List each line of the data that holds the word "true".
--- Extracted information Enclosed Below ---
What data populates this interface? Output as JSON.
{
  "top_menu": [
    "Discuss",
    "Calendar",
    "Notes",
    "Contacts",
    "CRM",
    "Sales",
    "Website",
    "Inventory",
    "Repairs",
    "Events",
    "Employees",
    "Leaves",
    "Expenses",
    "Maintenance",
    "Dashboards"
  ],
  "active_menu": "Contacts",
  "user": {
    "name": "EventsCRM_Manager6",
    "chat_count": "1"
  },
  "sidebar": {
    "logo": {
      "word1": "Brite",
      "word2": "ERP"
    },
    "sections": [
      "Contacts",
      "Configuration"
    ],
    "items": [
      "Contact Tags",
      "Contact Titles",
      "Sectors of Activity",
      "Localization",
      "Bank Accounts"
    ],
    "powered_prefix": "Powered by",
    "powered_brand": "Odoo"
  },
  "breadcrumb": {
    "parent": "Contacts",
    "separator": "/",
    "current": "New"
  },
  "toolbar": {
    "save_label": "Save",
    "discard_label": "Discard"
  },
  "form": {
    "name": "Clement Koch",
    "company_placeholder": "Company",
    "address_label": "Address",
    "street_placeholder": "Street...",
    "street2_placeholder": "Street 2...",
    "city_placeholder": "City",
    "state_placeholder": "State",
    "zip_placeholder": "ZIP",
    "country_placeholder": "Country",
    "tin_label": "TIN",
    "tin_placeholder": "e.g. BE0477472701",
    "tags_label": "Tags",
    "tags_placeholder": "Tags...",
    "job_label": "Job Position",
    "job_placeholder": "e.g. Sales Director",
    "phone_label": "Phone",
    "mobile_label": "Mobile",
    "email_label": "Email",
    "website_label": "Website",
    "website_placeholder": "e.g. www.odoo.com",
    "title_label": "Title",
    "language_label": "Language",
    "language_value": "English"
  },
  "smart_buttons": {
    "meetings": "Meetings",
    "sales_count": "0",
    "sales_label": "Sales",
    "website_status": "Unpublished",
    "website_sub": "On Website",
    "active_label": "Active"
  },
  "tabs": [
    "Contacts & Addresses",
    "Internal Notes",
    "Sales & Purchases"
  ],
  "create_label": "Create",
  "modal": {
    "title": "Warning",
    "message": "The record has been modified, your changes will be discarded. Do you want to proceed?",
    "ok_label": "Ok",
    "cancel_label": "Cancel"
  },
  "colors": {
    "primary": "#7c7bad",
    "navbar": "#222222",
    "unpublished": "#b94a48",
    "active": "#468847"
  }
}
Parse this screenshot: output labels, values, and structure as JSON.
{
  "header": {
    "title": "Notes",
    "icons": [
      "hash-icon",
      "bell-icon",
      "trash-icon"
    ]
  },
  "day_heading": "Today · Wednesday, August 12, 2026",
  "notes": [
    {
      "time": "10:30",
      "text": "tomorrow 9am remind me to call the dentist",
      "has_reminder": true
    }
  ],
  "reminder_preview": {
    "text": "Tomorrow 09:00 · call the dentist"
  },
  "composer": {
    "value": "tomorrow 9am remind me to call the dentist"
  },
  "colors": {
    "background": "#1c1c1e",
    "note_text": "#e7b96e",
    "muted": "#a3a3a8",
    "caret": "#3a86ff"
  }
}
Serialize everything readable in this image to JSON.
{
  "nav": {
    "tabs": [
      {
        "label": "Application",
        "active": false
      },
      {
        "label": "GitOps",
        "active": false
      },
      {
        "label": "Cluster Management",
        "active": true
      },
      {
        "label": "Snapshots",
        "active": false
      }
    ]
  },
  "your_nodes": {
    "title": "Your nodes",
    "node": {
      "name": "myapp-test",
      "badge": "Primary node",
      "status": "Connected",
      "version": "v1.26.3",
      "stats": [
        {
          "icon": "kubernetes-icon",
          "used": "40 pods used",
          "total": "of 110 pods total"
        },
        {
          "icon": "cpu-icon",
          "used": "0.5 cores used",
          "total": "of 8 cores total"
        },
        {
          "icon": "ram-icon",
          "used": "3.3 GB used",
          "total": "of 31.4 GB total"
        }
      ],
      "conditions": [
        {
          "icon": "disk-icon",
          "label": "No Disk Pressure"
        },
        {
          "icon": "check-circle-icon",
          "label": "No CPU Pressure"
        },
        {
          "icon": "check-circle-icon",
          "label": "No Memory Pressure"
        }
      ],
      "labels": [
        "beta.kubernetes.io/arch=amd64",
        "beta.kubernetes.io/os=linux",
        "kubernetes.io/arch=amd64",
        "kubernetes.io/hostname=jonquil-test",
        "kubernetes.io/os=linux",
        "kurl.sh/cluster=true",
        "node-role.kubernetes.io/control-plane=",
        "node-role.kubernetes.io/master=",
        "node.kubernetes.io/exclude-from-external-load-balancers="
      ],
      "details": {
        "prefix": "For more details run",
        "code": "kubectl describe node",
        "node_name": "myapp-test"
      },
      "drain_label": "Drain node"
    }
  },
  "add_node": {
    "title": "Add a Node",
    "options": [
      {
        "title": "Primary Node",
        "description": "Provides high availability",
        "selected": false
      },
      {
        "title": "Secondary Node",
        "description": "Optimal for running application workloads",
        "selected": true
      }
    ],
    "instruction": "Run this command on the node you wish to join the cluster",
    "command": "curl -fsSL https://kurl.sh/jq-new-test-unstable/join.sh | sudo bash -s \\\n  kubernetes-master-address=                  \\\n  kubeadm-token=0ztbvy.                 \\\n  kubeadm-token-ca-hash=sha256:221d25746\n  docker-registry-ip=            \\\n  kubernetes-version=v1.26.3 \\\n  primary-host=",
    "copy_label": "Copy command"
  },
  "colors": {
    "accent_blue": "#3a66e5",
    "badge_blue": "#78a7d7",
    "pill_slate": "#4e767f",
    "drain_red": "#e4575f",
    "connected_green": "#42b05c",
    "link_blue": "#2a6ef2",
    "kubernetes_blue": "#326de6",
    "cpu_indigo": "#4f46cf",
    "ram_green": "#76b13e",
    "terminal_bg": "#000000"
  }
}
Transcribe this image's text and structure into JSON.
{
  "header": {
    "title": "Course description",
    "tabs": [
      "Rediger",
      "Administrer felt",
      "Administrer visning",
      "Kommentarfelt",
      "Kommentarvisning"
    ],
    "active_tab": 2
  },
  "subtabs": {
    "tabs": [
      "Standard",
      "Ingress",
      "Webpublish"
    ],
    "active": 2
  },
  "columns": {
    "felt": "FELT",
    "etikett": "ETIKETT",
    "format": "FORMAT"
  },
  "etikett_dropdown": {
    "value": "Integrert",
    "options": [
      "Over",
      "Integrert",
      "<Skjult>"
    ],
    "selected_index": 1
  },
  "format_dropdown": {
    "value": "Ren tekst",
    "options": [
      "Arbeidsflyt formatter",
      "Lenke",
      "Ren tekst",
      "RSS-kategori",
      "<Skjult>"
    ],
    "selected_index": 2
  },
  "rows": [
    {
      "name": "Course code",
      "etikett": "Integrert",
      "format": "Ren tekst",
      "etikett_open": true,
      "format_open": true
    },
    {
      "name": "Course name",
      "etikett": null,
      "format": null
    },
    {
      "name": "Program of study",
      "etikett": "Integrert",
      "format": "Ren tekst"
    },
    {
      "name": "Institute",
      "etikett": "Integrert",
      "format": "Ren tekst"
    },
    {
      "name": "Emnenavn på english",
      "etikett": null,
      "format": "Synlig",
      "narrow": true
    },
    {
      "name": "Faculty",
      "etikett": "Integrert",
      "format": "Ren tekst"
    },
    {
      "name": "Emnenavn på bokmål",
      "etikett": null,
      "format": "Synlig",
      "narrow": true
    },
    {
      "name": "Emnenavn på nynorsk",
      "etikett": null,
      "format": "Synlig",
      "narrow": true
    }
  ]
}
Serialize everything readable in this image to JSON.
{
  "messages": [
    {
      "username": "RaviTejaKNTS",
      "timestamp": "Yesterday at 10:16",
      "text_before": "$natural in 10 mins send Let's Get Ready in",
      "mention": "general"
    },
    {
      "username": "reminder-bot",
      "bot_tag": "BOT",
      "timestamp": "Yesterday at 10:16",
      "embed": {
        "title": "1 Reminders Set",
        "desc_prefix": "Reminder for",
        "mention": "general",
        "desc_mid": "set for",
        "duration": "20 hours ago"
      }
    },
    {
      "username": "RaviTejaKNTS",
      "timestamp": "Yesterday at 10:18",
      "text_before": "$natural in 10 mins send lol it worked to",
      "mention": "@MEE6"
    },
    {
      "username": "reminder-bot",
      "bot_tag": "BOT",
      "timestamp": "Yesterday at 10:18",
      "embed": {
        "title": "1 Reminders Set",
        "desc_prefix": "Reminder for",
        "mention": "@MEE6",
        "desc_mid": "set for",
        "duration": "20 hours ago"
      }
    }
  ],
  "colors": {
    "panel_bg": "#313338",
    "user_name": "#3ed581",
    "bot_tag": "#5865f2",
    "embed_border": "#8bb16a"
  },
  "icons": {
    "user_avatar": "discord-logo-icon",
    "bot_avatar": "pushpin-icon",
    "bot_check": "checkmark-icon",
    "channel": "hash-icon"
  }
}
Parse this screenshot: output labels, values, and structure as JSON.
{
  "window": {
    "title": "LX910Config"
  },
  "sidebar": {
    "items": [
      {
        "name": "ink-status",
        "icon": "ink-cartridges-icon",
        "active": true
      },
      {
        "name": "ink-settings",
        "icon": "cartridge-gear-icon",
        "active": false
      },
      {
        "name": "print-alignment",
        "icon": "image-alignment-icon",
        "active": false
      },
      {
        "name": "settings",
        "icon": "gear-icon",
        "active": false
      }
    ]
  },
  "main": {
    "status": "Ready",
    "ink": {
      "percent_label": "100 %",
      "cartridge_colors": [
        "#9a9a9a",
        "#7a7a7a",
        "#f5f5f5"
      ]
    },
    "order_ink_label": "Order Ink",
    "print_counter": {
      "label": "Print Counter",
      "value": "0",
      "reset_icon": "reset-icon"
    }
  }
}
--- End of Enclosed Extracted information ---
- _Answer to this exercise_
      "has_reminder": true
        "active": true
        "kurl.sh/cluster=true",
        "selected": true
      "etikett_open": true,
      "format_open": true
      "narrow": true
      "narrow": true
      "narrow": true
        "active": true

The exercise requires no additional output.